## TASK TO CARRY OUT
Restate, in full and unchanged, the entries that follow, but not their pictures.
::::::
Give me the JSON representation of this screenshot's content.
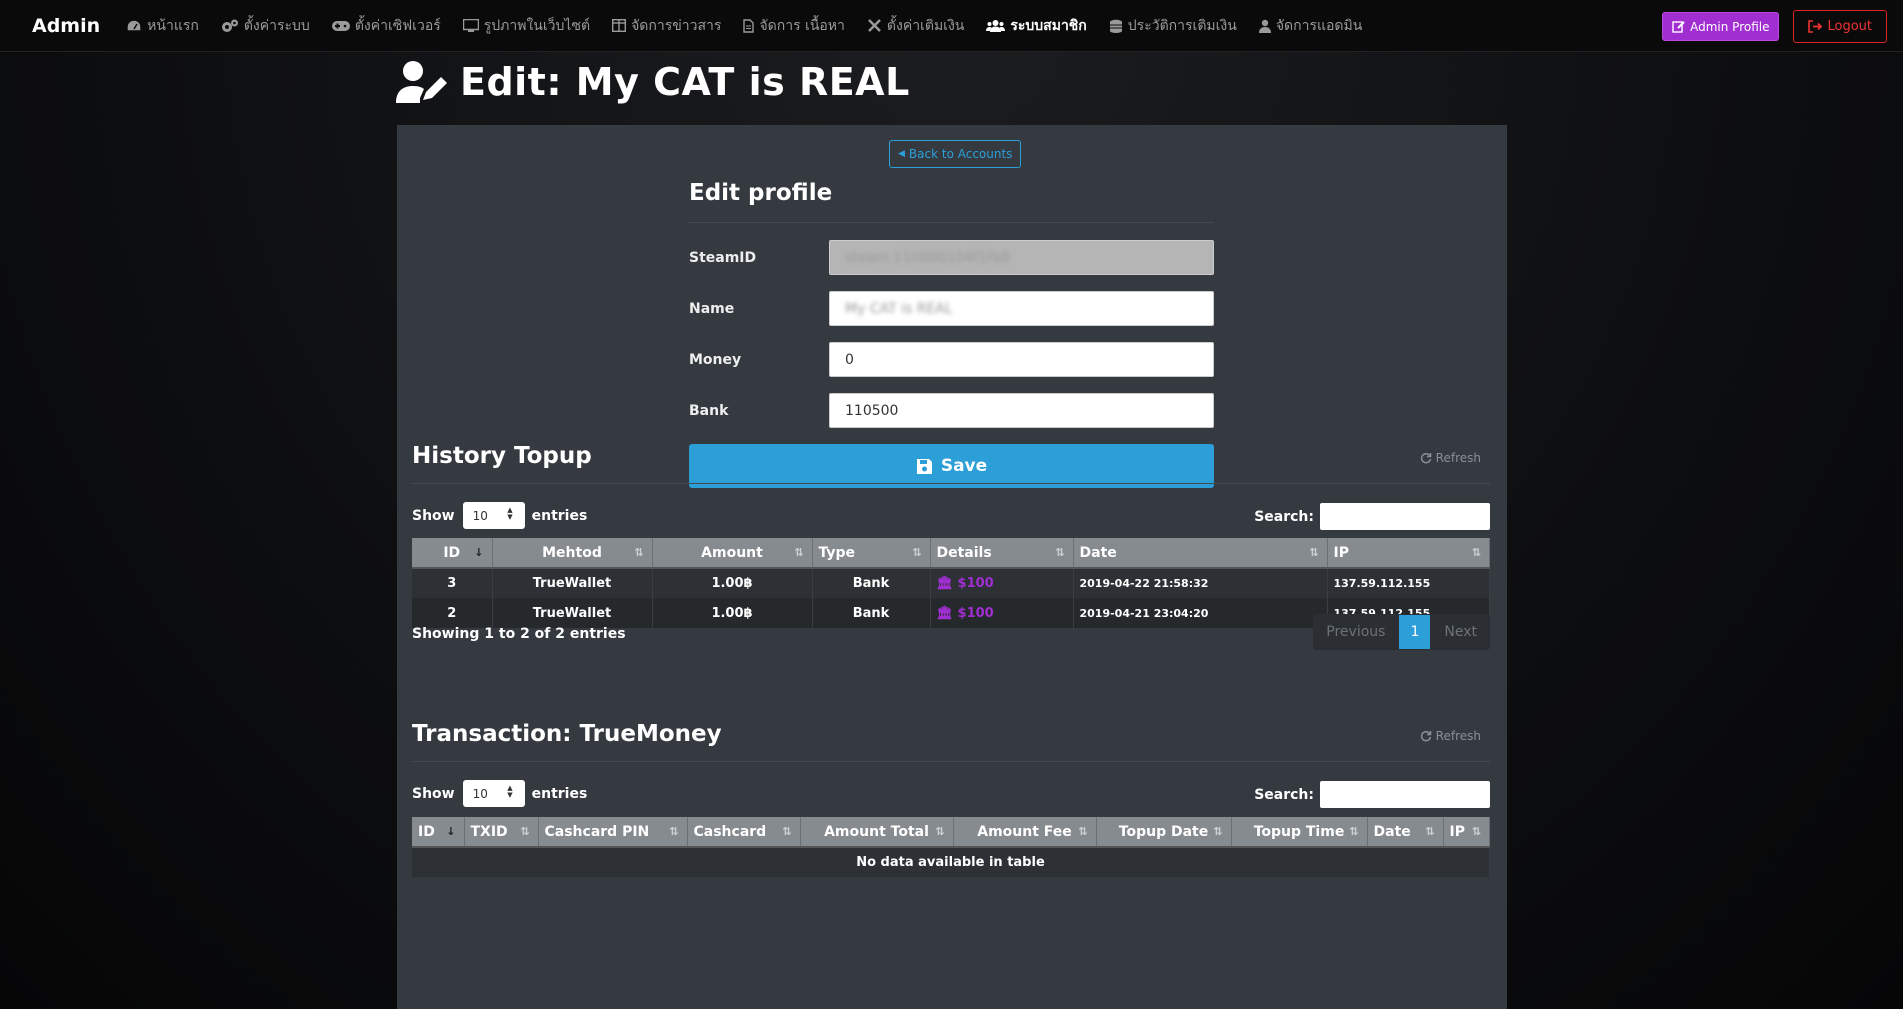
{
  "nav": {
    "brand": "Admin",
    "items": [
      {
        "label": "หน้าแรก",
        "icon": "dashboard-icon"
      },
      {
        "label": "ตั้งค่าระบบ",
        "icon": "cogs-icon"
      },
      {
        "label": "ตั้งค่าเซิฟเวอร์",
        "icon": "gamepad-icon"
      },
      {
        "label": "รูปภาพในเว็บไซต์",
        "icon": "desktop-icon"
      },
      {
        "label": "จัดการข่าวสาร",
        "icon": "columns-icon"
      },
      {
        "label": "จัดการ เนื้อหา",
        "icon": "file-icon"
      },
      {
        "label": "ตั้งค่าเติมเงิน",
        "icon": "tools-icon"
      },
      {
        "label": "ระบบสมาชิก",
        "icon": "users-icon"
      },
      {
        "label": "ประวัติการเติมเงิน",
        "icon": "coins-icon"
      },
      {
        "label": "จัดการแอดมิน",
        "icon": "user-icon"
      }
    ],
    "admin_profile": "Admin Profile",
    "logout": "Logout"
  },
  "page": {
    "title": "Edit: My CAT is REAL",
    "back": "Back to Accounts"
  },
  "form": {
    "title": "Edit profile",
    "steamid_label": "SteamID",
    "steamid_value": "steam:110000104f1fa8",
    "name_label": "Name",
    "name_value": "My CAT is REAL",
    "money_label": "Money",
    "money_value": "0",
    "bank_label": "Bank",
    "bank_value": "110500",
    "save": "Save"
  },
  "history": {
    "title": "History Topup",
    "refresh": "Refresh",
    "show": "Show",
    "entries": "entries",
    "length": "10",
    "search": "Search:",
    "columns": [
      "ID",
      "Mehtod",
      "Amount",
      "Type",
      "Details",
      "Date",
      "IP"
    ],
    "rows": [
      {
        "id": "3",
        "method": "TrueWallet",
        "amount": "1.00฿",
        "type": "Bank",
        "details": "$100",
        "date": "2019-04-22 21:58:32",
        "ip": "137.59.112.155"
      },
      {
        "id": "2",
        "method": "TrueWallet",
        "amount": "1.00฿",
        "type": "Bank",
        "details": "$100",
        "date": "2019-04-21 23:04:20",
        "ip": "137.59.112.155"
      }
    ],
    "info": "Showing 1 to 2 of 2 entries",
    "prev": "Previous",
    "page": "1",
    "next": "Next"
  },
  "transaction": {
    "title": "Transaction: TrueMoney",
    "refresh": "Refresh",
    "show": "Show",
    "entries": "entries",
    "length": "10",
    "search": "Search:",
    "columns": [
      "ID",
      "TXID",
      "Cashcard PIN",
      "Cashcard",
      "Amount Total",
      "Amount Fee",
      "Topup Date",
      "Topup Time",
      "Date",
      "IP"
    ],
    "empty": "No data available in table"
  },
  "colors": {
    "accent": "#2d9fd8",
    "purple": "#a12ed1",
    "danger": "#e33333"
  }
}
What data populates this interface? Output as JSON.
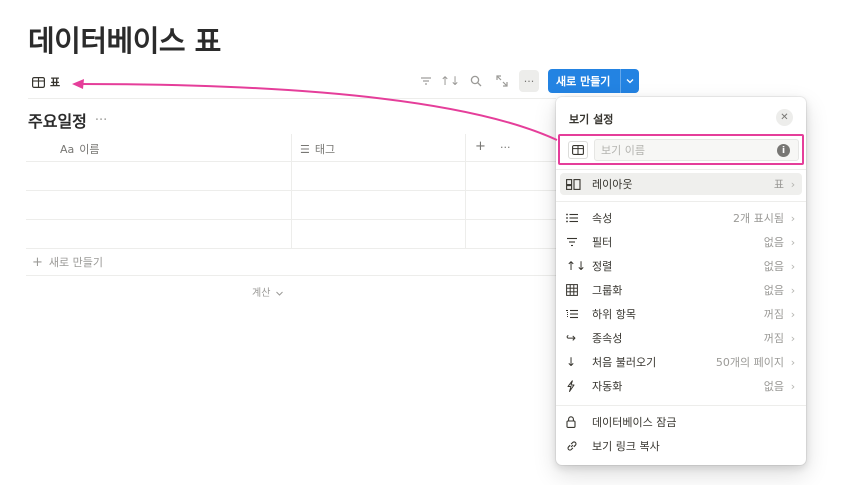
{
  "page": {
    "title": "데이터베이스 표"
  },
  "toolbar": {
    "view_tab_label": "표",
    "new_button_label": "새로 만들기",
    "more_label": "···"
  },
  "database": {
    "title": "주요일정",
    "more_label": "···",
    "columns": [
      {
        "prefix": "Aa",
        "label": "이름"
      },
      {
        "prefix": "☰",
        "label": "태그"
      }
    ],
    "add_column_label": "+",
    "column_more_label": "···",
    "add_row_label": "새로 만들기",
    "calc_label": "계산"
  },
  "view_settings": {
    "title": "보기 설정",
    "name_placeholder": "보기 이름",
    "layout": {
      "label": "레이아웃",
      "value": "표",
      "icon": "layout-icon"
    },
    "items": [
      {
        "label": "속성",
        "value": "2개 표시됨",
        "icon": "list-icon"
      },
      {
        "label": "필터",
        "value": "없음",
        "icon": "filter-icon"
      },
      {
        "label": "정렬",
        "value": "없음",
        "icon": "sort-icon"
      },
      {
        "label": "그룹화",
        "value": "없음",
        "icon": "group-icon"
      },
      {
        "label": "하위 항목",
        "value": "꺼짐",
        "icon": "sub-items-icon"
      },
      {
        "label": "종속성",
        "value": "꺼짐",
        "icon": "dependency-icon"
      },
      {
        "label": "처음 불러오기",
        "value": "50개의 페이지",
        "icon": "arrow-down-icon"
      },
      {
        "label": "자동화",
        "value": "없음",
        "icon": "lightning-icon"
      }
    ],
    "footer": [
      {
        "label": "데이터베이스 잠금",
        "icon": "lock-icon"
      },
      {
        "label": "보기 링크 복사",
        "icon": "link-icon"
      }
    ]
  },
  "colors": {
    "accent": "#2383e2",
    "highlight": "#e53e9a"
  }
}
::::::
## EXERCISE ANSWER
Give me the JSON representation of this screenshot's content.
{
  "nav": {
    "brand": "Admin",
    "items": [
      {
        "label": "หน้าแรก",
        "icon": "dashboard-icon"
      },
      {
        "label": "ตั้งค่าระบบ",
        "icon": "cogs-icon"
      },
      {
        "label": "ตั้งค่าเซิฟเวอร์",
        "icon": "gamepad-icon"
      },
      {
        "label": "รูปภาพในเว็บไซต์",
        "icon": "desktop-icon"
      },
      {
        "label": "จัดการข่าวสาร",
        "icon": "columns-icon"
      },
      {
        "label": "จัดการ เนื้อหา",
        "icon": "file-icon"
      },
      {
        "label": "ตั้งค่าเติมเงิน",
        "icon": "tools-icon"
      },
      {
        "label": "ระบบสมาชิก",
        "icon": "users-icon"
      },
      {
        "label": "ประวัติการเติมเงิน",
        "icon": "coins-icon"
      },
      {
        "label": "จัดการแอดมิน",
        "icon": "user-icon"
      }
    ],
    "admin_profile": "Admin Profile",
    "logout": "Logout"
  },
  "page": {
    "title": "Edit: My CAT is REAL",
    "back": "Back to Accounts"
  },
  "form": {
    "title": "Edit profile",
    "steamid_label": "SteamID",
    "steamid_value": "steam:110000104f1fa8",
    "name_label": "Name",
    "name_value": "My CAT is REAL",
    "money_label": "Money",
    "money_value": "0",
    "bank_label": "Bank",
    "bank_value": "110500",
    "save": "Save"
  },
  "history": {
    "title": "History Topup",
    "refresh": "Refresh",
    "show": "Show",
    "entries": "entries",
    "length": "10",
    "search": "Search:",
    "columns": [
      "ID",
      "Mehtod",
      "Amount",
      "Type",
      "Details",
      "Date",
      "IP"
    ],
    "rows": [
      {
        "id": "3",
        "method": "TrueWallet",
        "amount": "1.00฿",
        "type": "Bank",
        "details": "$100",
        "date": "2019-04-22 21:58:32",
        "ip": "137.59.112.155"
      },
      {
        "id": "2",
        "method": "TrueWallet",
        "amount": "1.00฿",
        "type": "Bank",
        "details": "$100",
        "date": "2019-04-21 23:04:20",
        "ip": "137.59.112.155"
      }
    ],
    "info": "Showing 1 to 2 of 2 entries",
    "prev": "Previous",
    "page": "1",
    "next": "Next"
  },
  "transaction": {
    "title": "Transaction: TrueMoney",
    "refresh": "Refresh",
    "show": "Show",
    "entries": "entries",
    "length": "10",
    "search": "Search:",
    "columns": [
      "ID",
      "TXID",
      "Cashcard PIN",
      "Cashcard",
      "Amount Total",
      "Amount Fee",
      "Topup Date",
      "Topup Time",
      "Date",
      "IP"
    ],
    "empty": "No data available in table"
  },
  "colors": {
    "accent": "#2d9fd8",
    "purple": "#a12ed1",
    "danger": "#e33333"
  }
}
What data populates this interface? Output as JSON.
{
  "page": {
    "title": "데이터베이스 표"
  },
  "toolbar": {
    "view_tab_label": "표",
    "new_button_label": "새로 만들기",
    "more_label": "···"
  },
  "database": {
    "title": "주요일정",
    "more_label": "···",
    "columns": [
      {
        "prefix": "Aa",
        "label": "이름"
      },
      {
        "prefix": "☰",
        "label": "태그"
      }
    ],
    "add_column_label": "+",
    "column_more_label": "···",
    "add_row_label": "새로 만들기",
    "calc_label": "계산"
  },
  "view_settings": {
    "title": "보기 설정",
    "name_placeholder": "보기 이름",
    "layout": {
      "label": "레이아웃",
      "value": "표",
      "icon": "layout-icon"
    },
    "items": [
      {
        "label": "속성",
        "value": "2개 표시됨",
        "icon": "list-icon"
      },
      {
        "label": "필터",
        "value": "없음",
        "icon": "filter-icon"
      },
      {
        "label": "정렬",
        "value": "없음",
        "icon": "sort-icon"
      },
      {
        "label": "그룹화",
        "value": "없음",
        "icon": "group-icon"
      },
      {
        "label": "하위 항목",
        "value": "꺼짐",
        "icon": "sub-items-icon"
      },
      {
        "label": "종속성",
        "value": "꺼짐",
        "icon": "dependency-icon"
      },
      {
        "label": "처음 불러오기",
        "value": "50개의 페이지",
        "icon": "arrow-down-icon"
      },
      {
        "label": "자동화",
        "value": "없음",
        "icon": "lightning-icon"
      }
    ],
    "footer": [
      {
        "label": "데이터베이스 잠금",
        "icon": "lock-icon"
      },
      {
        "label": "보기 링크 복사",
        "icon": "link-icon"
      }
    ]
  },
  "colors": {
    "accent": "#2383e2",
    "highlight": "#e53e9a"
  }
}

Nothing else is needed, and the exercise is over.